Dataset content
>>

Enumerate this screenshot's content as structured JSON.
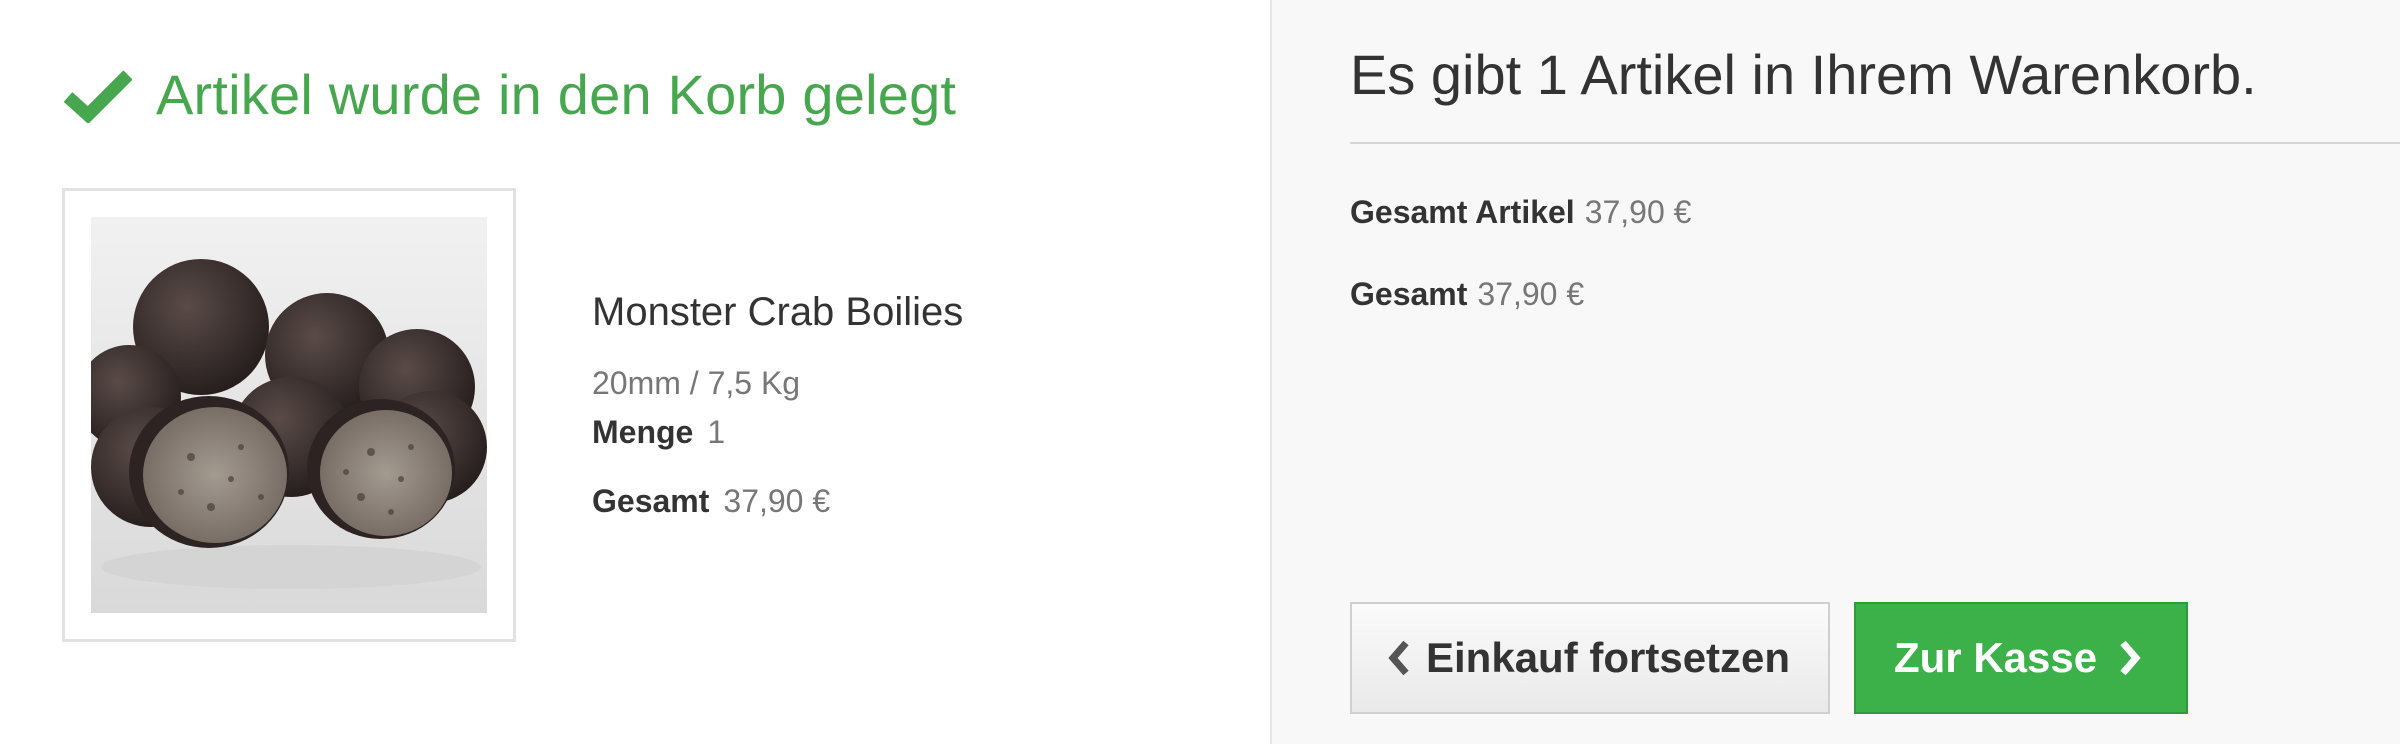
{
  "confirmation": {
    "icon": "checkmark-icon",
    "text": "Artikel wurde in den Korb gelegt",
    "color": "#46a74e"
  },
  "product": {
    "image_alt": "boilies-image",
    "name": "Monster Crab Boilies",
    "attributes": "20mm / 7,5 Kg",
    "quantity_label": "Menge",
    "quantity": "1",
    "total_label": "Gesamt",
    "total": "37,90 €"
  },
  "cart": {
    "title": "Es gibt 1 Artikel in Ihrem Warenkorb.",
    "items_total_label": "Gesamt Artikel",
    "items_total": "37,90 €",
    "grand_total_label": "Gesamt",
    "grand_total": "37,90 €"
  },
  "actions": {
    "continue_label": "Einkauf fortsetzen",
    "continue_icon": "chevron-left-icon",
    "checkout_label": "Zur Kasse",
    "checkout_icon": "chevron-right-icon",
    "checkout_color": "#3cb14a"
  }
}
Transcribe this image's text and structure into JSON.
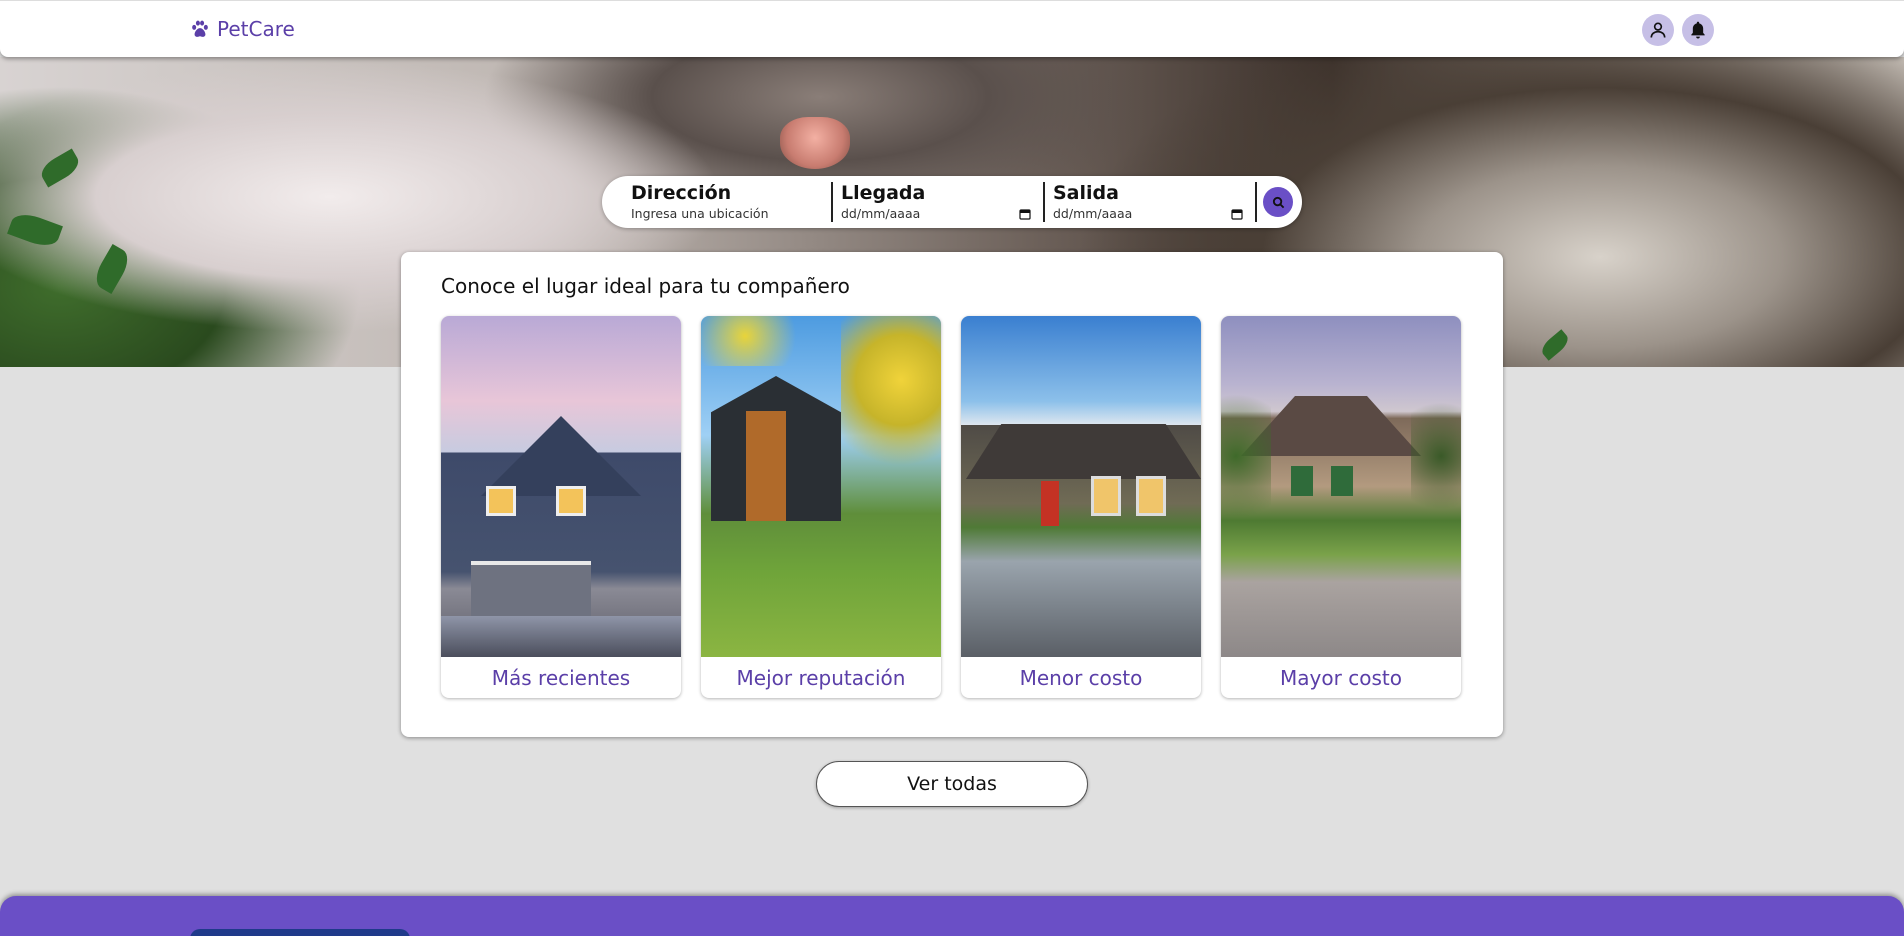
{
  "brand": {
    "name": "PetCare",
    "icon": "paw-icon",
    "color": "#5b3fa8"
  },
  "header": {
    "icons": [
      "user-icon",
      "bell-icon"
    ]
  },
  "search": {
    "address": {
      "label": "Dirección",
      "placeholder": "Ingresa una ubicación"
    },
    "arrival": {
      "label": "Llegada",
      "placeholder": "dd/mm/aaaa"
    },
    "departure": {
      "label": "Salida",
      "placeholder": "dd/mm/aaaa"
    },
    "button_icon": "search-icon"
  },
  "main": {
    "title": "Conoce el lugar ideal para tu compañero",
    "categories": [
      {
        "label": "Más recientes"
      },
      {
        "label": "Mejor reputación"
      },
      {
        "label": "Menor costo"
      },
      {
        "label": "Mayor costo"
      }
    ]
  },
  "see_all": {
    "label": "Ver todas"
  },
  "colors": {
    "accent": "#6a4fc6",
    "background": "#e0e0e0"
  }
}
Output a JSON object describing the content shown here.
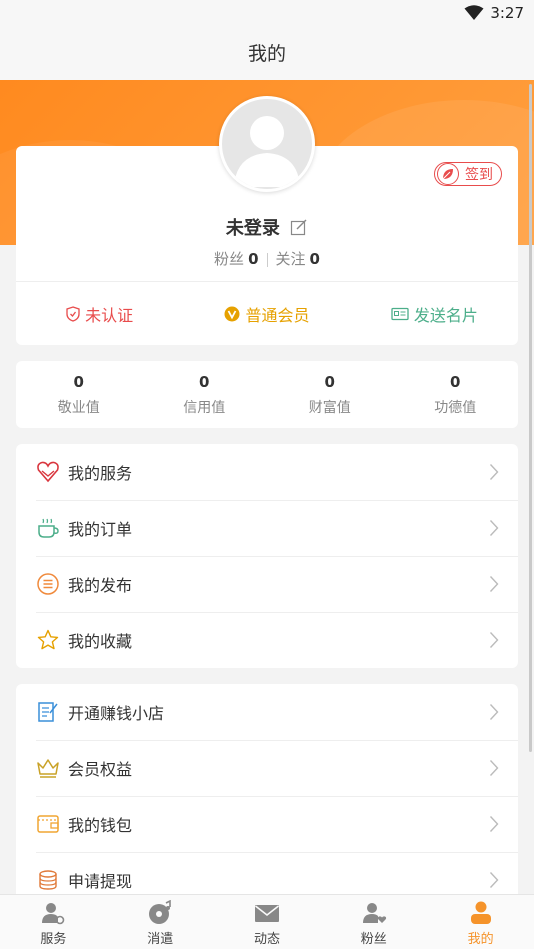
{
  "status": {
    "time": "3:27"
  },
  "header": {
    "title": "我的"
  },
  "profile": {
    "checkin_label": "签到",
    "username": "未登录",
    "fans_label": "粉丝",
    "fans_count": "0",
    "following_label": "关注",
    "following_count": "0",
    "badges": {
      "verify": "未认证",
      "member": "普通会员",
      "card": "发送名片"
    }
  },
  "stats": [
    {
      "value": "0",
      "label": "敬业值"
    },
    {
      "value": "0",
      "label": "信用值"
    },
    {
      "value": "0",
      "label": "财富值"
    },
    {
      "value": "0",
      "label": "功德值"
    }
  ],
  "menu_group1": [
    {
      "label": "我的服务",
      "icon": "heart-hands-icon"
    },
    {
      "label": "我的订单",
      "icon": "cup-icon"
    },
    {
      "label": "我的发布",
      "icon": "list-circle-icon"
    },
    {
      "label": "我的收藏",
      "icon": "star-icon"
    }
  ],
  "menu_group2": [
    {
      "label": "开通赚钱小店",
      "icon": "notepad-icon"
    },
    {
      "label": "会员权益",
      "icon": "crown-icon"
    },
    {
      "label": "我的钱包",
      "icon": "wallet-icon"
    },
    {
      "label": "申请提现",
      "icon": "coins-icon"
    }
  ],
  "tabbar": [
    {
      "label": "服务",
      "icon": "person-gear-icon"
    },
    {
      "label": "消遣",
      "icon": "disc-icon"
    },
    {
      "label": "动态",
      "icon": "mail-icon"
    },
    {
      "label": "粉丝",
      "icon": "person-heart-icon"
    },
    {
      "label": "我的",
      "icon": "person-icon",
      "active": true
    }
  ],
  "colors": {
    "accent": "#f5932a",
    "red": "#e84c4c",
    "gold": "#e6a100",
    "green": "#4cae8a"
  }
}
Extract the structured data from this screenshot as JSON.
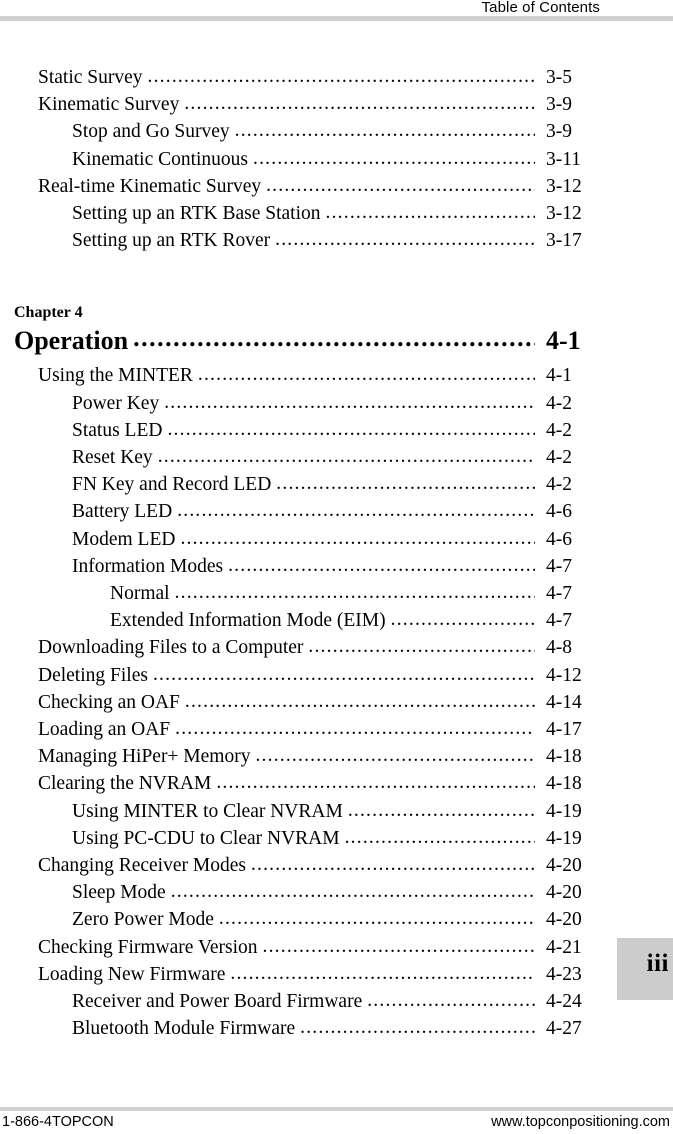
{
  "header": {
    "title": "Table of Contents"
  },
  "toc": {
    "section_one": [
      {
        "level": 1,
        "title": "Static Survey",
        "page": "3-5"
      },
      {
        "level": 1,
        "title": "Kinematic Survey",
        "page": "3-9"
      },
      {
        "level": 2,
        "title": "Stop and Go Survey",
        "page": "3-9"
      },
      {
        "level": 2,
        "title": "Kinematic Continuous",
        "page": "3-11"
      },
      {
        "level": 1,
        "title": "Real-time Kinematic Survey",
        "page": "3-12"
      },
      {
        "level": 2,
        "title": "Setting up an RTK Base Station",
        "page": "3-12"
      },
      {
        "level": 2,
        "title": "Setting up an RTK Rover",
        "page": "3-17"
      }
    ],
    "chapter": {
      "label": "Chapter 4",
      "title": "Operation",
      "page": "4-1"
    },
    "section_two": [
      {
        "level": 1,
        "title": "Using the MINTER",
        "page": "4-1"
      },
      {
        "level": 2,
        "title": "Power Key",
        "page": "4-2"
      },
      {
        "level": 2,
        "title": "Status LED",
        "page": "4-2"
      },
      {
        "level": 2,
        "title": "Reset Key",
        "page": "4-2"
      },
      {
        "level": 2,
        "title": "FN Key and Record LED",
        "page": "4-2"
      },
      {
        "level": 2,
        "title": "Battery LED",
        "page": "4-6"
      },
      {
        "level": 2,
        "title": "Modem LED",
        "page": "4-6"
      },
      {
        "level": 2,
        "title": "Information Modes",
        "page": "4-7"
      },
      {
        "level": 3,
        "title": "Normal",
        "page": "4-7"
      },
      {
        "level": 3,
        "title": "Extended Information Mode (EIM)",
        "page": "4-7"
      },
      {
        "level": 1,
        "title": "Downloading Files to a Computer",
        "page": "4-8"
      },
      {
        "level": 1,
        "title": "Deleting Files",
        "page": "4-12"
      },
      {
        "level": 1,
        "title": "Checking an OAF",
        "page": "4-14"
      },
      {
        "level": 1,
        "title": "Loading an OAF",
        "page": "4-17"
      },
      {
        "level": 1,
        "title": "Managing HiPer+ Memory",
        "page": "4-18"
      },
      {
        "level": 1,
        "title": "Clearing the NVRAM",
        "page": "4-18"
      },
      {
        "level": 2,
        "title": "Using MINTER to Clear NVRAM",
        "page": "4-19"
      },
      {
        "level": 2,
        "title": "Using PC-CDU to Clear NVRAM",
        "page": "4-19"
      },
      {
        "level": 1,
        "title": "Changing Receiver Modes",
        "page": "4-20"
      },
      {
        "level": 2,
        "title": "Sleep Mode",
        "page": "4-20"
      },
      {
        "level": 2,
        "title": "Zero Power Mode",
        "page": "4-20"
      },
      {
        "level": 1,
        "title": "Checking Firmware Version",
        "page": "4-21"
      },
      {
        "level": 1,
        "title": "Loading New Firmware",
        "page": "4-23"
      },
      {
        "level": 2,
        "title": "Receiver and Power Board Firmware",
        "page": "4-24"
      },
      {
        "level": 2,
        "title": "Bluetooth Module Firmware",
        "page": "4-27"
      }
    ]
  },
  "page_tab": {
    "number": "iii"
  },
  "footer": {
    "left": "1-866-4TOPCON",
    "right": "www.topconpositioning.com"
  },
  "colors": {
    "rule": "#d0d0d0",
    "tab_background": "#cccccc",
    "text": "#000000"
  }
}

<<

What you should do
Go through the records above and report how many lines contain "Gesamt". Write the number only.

Exercise response
3